The correlation between a public art installation and Juneteenth lies in their shared ability to evoke emotions, spark conversations, and inspire positive change in society.
The murals in this year’s public art project serve as a powerful medium to commemorate Juneteenth, a significant event in American history. Each of the four murals, similar in theme, highlights the journey of slaves in servitude to community leaders in servant leadership roles emphasizing the values of empathy, compassion, and social responsibility.

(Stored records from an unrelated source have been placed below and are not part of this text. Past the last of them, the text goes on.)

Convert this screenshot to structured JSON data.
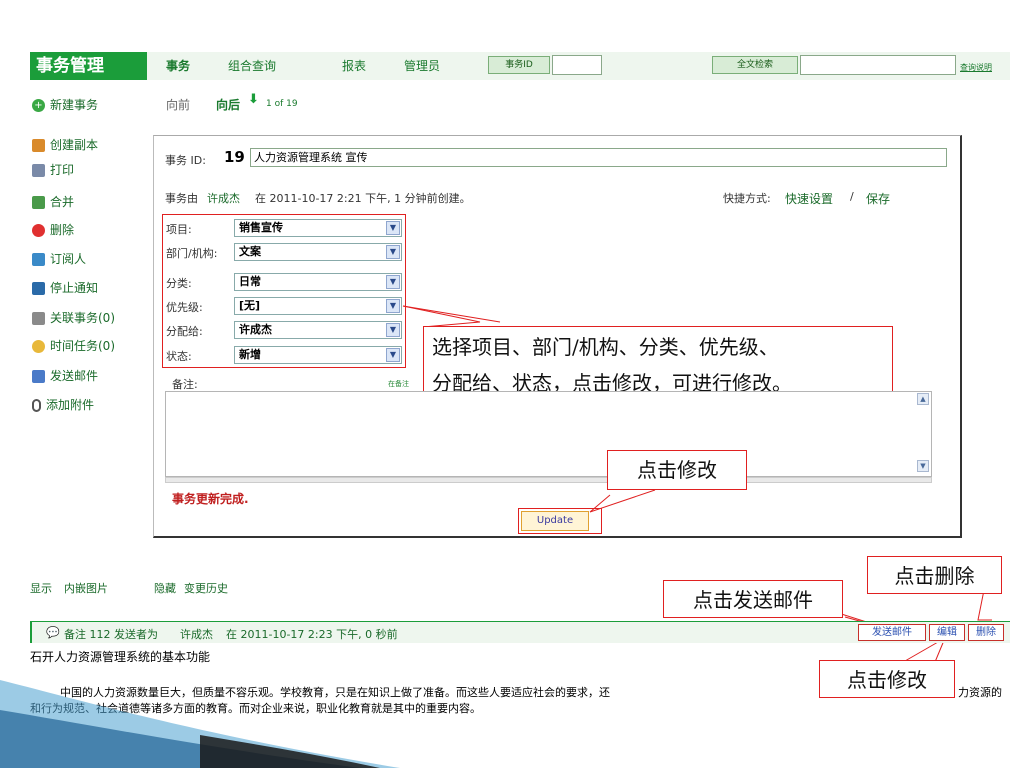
{
  "app": {
    "title": "事务管理"
  },
  "topnav": {
    "items": [
      "事务",
      "组合查询",
      "报表",
      "管理员"
    ],
    "issue_id_button": "事务ID",
    "issue_id_value": "",
    "fulltext_button": "全文检索",
    "fulltext_value": "",
    "help_link": "查询说明"
  },
  "sidebar": {
    "new_issue": "新建事务",
    "items": [
      "创建副本",
      "打印",
      "合并",
      "删除",
      "订阅人",
      "停止通知",
      "关联事务(0)",
      "时间任务(0)",
      "发送邮件",
      "添加附件"
    ]
  },
  "pager": {
    "prev": "向前",
    "next": "向后",
    "count": "1 of 19"
  },
  "issue": {
    "id_label": "事务 ID:",
    "id": "19",
    "title_value": "人力资源管理系统 宣传",
    "created_prefix": "事务由",
    "creator": "许成杰",
    "created_at": "在 2011-10-17 2:21 下午, 1 分钟前创建。",
    "shortcut_label": "快捷方式:",
    "shortcut_setup": "快速设置",
    "shortcut_sep": "/",
    "shortcut_save": "保存",
    "fields": [
      {
        "label": "项目:",
        "value": "销售宣传"
      },
      {
        "label": "部门/机构:",
        "value": "文案"
      },
      {
        "label": "分类:",
        "value": "日常"
      },
      {
        "label": "优先级:",
        "value": "[无]"
      },
      {
        "label": "分配给:",
        "value": "许成杰"
      },
      {
        "label": "状态:",
        "value": "新增"
      }
    ],
    "notes_label": "备注:",
    "notes_hint": "在备注",
    "notes_value": "",
    "update_success": "事务更新完成.",
    "update_button": "Update"
  },
  "callouts": {
    "fields_line1": "选择项目、部门/机构、分类、优先级、",
    "fields_line2": "分配给、状态，点击修改，可进行修改。",
    "update": "点击修改",
    "delete": "点击删除",
    "send_mail": "点击发送邮件",
    "edit": "点击修改"
  },
  "toggles": {
    "show": "显示",
    "inline_images": "内嵌图片",
    "hide": "隐藏",
    "history": "变更历史"
  },
  "comment": {
    "header": "备注 112 发送者为",
    "author": "许成杰",
    "time": "在 2011-10-17 2:23 下午, 0 秒前",
    "send_mail": "发送邮件",
    "edit": "编辑",
    "delete": "删除",
    "line1": "石开人力资源管理系统的基本功能",
    "line2a": "中国的人力资源数量巨大，但质量不容乐观。学校教育，只是在知识上做了准备。而这些人要适应社会的要求，还",
    "line2b": "力资源的",
    "line3": "和行为规范、社会道德等诸多方面的教育。而对企业来说，职业化教育就是其中的重要内容。"
  },
  "colors": {
    "brand": "#1b9d3a",
    "link": "#1a7a2e",
    "annotation": "#e02020"
  }
}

The art installation is designed to foster dialogue and reflection, inviting viewers to engage with the themes of liberation, resilience, and social justice that are central to Juneteenth. They serve as a platform for storytelling, amplifying the voices and experiences of African Americans and their journey toward freedom. Ultimately, the Juneteenth public art murals will educate and raise awareness about this important milestone in the fight for equality. The public nature of the installation makes Juneteenth more visible and accessible to the community, promoting inclusivity and unity.
Volunteers are invited to paint a portion – 1 stroke or 100 strokes – of the murals at the Reginald C. Adams Art Studio in the Third Ward. All supplies are provided and the artists will provide guidance.

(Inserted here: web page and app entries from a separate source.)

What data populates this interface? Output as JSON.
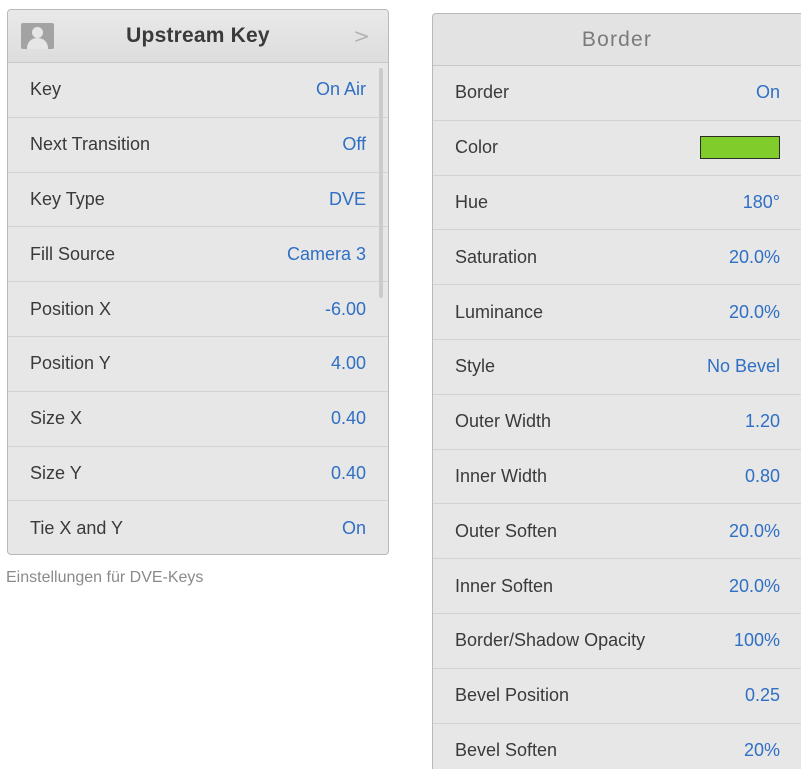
{
  "upstream_key": {
    "title": "Upstream Key",
    "chevron": ">",
    "rows": [
      {
        "label": "Key",
        "value": "On Air"
      },
      {
        "label": "Next Transition",
        "value": "Off"
      },
      {
        "label": "Key Type",
        "value": "DVE"
      },
      {
        "label": "Fill Source",
        "value": "Camera 3"
      },
      {
        "label": "Position X",
        "value": "-6.00"
      },
      {
        "label": "Position Y",
        "value": "4.00"
      },
      {
        "label": "Size X",
        "value": "0.40"
      },
      {
        "label": "Size Y",
        "value": "0.40"
      },
      {
        "label": "Tie X and Y",
        "value": "On"
      }
    ]
  },
  "caption": "Einstellungen für DVE-Keys",
  "border": {
    "title": "Border",
    "color_swatch": "#7fcc2b",
    "rows": [
      {
        "label": "Border",
        "value": "On"
      },
      {
        "label": "Color",
        "value": ""
      },
      {
        "label": "Hue",
        "value": "180°"
      },
      {
        "label": "Saturation",
        "value": "20.0%"
      },
      {
        "label": "Luminance",
        "value": "20.0%"
      },
      {
        "label": "Style",
        "value": "No Bevel"
      },
      {
        "label": "Outer Width",
        "value": "1.20"
      },
      {
        "label": "Inner Width",
        "value": "0.80"
      },
      {
        "label": "Outer Soften",
        "value": "20.0%"
      },
      {
        "label": "Inner Soften",
        "value": "20.0%"
      },
      {
        "label": "Border/Shadow Opacity",
        "value": "100%"
      },
      {
        "label": "Bevel Position",
        "value": "0.25"
      },
      {
        "label": "Bevel Soften",
        "value": "20%"
      }
    ]
  },
  "colors": {
    "value_blue": "#2f6fc4",
    "label_text": "#3a3a3a",
    "panel_bg": "#e7e7e7"
  }
}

Data from the Social Impact of the Arts wheel provided by Americans for the Arts.